───── Information shown ─────
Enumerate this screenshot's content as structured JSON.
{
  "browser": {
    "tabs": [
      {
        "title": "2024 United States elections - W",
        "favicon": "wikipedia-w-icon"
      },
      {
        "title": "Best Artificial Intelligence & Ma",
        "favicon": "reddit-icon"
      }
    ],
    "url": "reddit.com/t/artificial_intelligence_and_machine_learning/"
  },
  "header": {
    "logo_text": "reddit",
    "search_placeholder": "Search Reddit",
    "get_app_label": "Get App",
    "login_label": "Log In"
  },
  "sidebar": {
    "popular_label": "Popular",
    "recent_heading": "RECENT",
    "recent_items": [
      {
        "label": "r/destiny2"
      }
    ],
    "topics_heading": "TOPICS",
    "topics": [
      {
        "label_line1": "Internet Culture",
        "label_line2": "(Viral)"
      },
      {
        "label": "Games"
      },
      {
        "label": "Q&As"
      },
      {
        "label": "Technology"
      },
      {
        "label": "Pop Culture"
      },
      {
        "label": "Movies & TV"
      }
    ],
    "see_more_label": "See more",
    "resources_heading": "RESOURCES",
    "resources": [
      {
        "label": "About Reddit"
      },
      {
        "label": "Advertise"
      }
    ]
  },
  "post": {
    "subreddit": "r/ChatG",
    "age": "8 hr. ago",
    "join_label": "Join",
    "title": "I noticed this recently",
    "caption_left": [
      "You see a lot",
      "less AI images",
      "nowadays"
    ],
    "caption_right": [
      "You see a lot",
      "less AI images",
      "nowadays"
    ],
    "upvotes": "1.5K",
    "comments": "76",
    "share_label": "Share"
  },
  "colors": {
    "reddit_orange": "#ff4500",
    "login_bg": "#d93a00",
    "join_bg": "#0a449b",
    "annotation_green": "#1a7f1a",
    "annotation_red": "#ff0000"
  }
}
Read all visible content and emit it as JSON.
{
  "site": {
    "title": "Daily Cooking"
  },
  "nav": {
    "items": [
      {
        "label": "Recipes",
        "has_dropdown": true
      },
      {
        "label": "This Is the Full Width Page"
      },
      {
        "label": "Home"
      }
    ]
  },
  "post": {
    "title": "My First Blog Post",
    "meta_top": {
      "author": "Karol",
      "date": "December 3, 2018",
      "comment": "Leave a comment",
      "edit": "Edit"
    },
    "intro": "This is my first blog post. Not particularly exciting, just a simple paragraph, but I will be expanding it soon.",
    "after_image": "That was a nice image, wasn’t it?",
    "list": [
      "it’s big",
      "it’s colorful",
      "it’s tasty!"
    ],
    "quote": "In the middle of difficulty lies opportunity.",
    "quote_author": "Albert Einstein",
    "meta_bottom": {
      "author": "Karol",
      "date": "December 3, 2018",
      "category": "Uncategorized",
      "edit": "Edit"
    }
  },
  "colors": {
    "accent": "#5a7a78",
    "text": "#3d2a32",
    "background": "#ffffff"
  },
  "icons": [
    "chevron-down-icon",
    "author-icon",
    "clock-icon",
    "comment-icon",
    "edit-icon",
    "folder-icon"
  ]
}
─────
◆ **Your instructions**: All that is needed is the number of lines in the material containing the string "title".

◆ **Problem solution**: 5